Material for the task ->
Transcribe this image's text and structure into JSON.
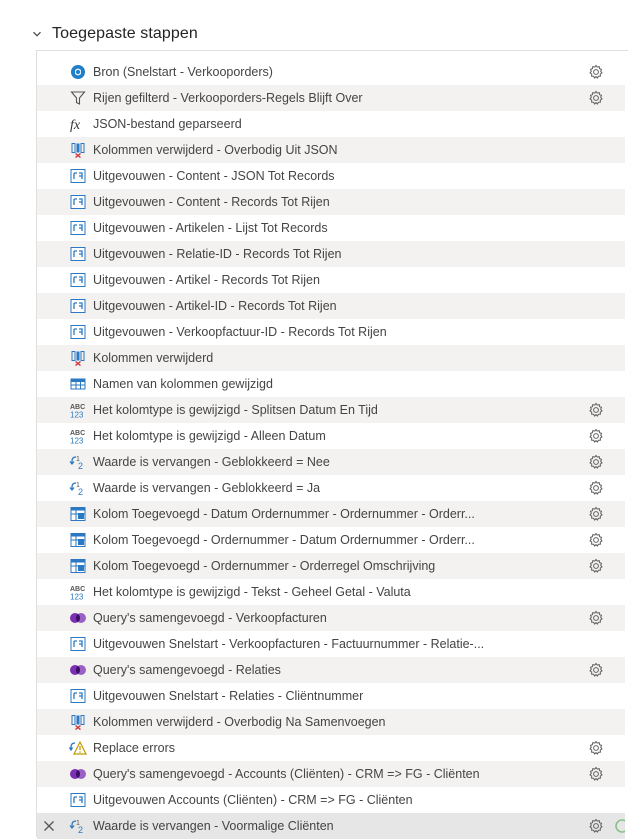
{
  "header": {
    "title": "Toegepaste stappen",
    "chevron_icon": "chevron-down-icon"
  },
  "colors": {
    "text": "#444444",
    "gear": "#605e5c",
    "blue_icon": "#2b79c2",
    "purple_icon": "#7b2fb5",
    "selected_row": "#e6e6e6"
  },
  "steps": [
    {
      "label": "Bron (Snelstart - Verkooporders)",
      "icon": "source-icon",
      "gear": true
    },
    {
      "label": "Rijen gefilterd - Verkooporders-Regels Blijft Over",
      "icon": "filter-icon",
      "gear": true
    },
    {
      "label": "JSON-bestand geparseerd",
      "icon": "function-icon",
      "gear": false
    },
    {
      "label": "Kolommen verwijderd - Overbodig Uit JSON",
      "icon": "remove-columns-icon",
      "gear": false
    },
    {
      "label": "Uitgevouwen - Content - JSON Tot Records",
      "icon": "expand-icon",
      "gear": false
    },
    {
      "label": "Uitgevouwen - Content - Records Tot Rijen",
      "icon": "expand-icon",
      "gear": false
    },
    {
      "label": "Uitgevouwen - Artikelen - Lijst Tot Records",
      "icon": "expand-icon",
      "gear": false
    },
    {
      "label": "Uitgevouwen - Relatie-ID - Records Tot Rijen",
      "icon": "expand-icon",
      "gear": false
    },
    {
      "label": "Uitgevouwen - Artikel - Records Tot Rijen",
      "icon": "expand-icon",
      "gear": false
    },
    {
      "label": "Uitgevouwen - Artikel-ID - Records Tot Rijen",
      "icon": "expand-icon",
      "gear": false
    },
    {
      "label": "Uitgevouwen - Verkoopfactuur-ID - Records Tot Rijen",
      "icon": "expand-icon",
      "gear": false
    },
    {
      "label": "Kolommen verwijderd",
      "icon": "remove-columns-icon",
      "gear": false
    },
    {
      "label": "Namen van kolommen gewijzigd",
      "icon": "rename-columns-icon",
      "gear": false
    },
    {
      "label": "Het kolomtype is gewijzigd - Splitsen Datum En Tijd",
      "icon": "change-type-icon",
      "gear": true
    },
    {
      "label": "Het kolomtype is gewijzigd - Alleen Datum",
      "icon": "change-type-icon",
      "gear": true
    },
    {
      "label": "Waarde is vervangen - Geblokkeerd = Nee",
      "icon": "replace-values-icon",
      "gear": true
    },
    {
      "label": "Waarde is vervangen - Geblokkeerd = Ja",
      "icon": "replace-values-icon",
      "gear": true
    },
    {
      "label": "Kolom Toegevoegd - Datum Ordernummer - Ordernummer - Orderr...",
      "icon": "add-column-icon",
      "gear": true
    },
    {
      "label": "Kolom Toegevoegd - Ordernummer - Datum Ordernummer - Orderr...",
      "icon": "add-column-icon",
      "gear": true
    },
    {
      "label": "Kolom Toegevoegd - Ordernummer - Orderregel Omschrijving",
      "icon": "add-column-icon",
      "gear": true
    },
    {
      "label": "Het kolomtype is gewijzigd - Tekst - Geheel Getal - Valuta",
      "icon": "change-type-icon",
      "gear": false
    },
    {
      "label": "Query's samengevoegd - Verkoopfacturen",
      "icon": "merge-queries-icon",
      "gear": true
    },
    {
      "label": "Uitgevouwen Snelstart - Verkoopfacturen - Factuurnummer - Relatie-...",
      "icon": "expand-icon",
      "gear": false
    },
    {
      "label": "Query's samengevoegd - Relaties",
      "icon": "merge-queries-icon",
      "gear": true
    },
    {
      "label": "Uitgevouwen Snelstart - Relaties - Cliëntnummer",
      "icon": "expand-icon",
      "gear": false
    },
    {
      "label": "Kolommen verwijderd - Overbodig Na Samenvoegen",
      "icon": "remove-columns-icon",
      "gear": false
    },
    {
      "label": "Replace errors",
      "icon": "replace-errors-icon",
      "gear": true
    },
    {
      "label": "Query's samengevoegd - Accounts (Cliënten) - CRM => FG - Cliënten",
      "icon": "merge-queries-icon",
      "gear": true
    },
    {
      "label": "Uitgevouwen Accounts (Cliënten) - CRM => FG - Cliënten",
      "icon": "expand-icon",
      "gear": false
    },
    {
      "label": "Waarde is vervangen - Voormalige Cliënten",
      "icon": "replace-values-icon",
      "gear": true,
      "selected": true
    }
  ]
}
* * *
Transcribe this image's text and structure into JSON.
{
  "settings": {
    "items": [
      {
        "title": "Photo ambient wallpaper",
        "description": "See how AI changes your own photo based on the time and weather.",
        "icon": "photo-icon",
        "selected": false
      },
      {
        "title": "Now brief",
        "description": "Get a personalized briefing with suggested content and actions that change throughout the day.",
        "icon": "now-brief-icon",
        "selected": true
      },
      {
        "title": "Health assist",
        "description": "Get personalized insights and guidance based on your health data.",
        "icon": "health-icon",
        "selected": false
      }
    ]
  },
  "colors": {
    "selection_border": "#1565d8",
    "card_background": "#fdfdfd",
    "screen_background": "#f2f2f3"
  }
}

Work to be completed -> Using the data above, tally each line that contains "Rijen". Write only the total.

Written solution -> 6